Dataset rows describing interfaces
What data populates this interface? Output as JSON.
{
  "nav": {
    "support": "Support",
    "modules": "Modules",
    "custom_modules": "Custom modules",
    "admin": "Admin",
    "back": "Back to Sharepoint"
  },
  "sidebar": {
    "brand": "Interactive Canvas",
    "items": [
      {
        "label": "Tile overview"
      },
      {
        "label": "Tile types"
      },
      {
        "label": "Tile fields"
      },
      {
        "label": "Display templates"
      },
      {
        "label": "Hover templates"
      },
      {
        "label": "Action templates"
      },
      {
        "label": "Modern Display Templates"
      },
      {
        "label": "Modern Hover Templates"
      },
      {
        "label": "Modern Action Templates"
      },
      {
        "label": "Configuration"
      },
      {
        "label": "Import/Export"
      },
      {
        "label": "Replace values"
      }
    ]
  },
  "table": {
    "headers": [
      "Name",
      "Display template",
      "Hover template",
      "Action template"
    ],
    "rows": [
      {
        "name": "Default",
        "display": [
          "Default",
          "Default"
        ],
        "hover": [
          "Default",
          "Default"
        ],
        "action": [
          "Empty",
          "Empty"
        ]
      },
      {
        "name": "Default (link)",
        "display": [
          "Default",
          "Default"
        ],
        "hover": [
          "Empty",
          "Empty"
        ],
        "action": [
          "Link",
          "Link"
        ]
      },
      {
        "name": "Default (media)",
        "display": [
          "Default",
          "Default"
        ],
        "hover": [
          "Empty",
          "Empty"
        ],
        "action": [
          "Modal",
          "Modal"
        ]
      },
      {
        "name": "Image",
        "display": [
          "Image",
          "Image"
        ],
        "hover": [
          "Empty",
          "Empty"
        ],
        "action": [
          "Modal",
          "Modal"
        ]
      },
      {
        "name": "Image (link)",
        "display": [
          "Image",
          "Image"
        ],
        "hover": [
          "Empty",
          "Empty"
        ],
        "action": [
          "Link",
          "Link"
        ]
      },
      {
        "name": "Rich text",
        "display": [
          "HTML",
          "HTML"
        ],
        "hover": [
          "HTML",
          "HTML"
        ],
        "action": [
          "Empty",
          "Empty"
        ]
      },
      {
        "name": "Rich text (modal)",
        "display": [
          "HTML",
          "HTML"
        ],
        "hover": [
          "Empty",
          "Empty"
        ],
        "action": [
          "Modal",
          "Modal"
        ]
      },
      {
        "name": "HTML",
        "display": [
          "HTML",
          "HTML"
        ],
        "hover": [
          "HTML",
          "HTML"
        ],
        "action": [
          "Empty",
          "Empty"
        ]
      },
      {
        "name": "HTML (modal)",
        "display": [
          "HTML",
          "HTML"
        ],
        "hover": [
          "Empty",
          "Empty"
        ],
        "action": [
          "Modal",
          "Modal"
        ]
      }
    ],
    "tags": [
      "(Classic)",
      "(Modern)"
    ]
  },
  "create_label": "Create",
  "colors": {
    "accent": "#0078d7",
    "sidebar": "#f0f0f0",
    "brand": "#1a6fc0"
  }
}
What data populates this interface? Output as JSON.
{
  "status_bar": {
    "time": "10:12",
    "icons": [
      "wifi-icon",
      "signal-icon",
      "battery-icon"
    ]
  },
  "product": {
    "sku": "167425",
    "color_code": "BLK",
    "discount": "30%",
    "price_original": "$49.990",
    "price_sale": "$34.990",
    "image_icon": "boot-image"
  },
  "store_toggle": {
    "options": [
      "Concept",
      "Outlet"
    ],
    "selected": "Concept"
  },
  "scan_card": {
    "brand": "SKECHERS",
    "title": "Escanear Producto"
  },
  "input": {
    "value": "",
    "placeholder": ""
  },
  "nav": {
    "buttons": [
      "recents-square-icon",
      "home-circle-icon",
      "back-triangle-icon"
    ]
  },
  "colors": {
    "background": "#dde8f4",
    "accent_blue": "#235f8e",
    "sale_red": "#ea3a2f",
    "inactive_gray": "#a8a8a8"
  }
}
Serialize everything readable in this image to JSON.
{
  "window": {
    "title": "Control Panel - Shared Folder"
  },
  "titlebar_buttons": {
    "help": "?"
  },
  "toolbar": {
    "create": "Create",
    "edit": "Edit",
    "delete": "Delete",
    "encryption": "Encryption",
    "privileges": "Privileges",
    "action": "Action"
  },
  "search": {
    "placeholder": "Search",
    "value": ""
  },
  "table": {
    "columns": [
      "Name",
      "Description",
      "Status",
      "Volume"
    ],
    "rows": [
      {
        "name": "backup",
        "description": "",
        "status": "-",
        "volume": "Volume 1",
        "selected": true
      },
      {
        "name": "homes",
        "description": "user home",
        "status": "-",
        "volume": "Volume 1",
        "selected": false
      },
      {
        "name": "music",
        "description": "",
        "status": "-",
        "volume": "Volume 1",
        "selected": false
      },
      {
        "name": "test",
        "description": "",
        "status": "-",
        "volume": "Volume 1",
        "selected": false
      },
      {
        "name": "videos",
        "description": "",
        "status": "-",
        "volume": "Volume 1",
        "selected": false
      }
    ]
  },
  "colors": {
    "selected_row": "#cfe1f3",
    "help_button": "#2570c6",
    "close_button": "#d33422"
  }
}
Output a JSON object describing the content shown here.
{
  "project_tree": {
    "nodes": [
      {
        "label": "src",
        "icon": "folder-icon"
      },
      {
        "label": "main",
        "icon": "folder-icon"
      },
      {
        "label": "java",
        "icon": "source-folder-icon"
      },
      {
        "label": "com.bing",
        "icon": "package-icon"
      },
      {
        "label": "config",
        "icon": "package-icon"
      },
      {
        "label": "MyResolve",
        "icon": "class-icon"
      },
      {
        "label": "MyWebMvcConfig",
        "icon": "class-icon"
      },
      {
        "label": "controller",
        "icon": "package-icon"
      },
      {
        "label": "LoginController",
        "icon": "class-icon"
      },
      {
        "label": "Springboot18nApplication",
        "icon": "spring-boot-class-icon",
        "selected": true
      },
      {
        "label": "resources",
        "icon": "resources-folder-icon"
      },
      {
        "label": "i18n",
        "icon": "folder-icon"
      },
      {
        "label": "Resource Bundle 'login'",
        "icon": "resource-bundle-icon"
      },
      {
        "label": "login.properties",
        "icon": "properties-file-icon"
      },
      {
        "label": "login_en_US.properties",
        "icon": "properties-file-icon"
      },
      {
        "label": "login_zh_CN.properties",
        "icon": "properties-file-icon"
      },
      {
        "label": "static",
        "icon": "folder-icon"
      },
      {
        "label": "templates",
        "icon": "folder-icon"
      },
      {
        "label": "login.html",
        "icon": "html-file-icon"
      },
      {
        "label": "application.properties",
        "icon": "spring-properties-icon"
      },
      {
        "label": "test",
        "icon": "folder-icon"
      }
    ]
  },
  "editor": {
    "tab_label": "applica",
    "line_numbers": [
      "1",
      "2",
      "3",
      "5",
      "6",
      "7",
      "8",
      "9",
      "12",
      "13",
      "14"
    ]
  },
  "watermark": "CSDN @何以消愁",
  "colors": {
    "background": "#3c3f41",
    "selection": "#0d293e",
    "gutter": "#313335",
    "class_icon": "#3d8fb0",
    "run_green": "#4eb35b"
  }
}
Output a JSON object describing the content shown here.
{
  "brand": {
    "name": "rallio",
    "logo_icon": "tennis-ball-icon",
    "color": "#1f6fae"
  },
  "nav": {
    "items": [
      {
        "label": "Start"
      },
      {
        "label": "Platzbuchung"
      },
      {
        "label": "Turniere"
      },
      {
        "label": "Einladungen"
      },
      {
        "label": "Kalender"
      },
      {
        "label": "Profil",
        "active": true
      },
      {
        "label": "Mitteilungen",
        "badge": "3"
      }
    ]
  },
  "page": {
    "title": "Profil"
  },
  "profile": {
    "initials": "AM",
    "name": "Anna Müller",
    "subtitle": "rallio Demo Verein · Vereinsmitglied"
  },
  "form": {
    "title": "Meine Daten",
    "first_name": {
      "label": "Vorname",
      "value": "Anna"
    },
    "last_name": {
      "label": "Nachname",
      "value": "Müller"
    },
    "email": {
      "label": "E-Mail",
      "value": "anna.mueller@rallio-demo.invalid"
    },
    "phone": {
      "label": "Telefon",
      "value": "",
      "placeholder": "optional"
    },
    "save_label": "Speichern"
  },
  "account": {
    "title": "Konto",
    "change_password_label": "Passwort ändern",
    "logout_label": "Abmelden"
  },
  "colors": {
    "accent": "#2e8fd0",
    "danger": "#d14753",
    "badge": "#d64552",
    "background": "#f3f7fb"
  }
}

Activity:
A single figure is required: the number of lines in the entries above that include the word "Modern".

Exercise answer:
4